_DATA PROVIDED_
____________

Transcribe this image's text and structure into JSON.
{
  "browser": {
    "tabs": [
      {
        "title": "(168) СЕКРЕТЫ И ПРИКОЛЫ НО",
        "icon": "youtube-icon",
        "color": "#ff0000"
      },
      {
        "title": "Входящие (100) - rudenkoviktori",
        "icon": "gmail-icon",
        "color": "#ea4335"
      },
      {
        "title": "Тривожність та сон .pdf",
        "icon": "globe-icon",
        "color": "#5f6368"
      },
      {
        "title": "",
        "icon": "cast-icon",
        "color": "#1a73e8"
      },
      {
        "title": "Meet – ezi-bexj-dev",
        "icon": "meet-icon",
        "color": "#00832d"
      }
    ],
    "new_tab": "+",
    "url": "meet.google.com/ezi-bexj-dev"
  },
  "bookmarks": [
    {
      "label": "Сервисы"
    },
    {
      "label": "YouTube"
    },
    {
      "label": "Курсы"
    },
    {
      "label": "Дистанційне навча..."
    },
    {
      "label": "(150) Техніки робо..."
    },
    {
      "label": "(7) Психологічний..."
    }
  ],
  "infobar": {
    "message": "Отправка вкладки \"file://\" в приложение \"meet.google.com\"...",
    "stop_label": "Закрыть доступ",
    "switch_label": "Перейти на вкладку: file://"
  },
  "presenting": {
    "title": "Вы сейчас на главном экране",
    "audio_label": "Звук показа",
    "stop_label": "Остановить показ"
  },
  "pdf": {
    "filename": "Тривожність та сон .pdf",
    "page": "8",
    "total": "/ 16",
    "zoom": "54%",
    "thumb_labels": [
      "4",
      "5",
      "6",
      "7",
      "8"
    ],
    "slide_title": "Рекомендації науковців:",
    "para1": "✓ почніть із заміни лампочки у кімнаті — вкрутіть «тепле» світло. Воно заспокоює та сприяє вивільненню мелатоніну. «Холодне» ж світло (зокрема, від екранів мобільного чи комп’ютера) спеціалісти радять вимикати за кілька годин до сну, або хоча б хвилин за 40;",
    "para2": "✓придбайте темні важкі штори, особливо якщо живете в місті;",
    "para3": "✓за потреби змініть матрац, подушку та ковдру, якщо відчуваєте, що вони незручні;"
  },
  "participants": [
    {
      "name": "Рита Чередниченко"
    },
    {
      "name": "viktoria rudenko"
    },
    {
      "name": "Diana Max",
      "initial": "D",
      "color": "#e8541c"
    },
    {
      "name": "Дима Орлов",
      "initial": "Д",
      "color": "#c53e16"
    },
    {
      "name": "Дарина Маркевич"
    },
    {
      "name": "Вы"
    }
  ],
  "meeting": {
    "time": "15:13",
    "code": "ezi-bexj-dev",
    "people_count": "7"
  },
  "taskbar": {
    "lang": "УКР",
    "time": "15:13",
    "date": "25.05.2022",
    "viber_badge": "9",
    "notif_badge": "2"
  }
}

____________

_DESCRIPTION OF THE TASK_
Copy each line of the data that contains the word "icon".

_SOLVED PROBLEM_
        "icon": "youtube-icon",
        "icon": "gmail-icon",
        "icon": "globe-icon",
        "icon": "cast-icon",
        "icon": "meet-icon",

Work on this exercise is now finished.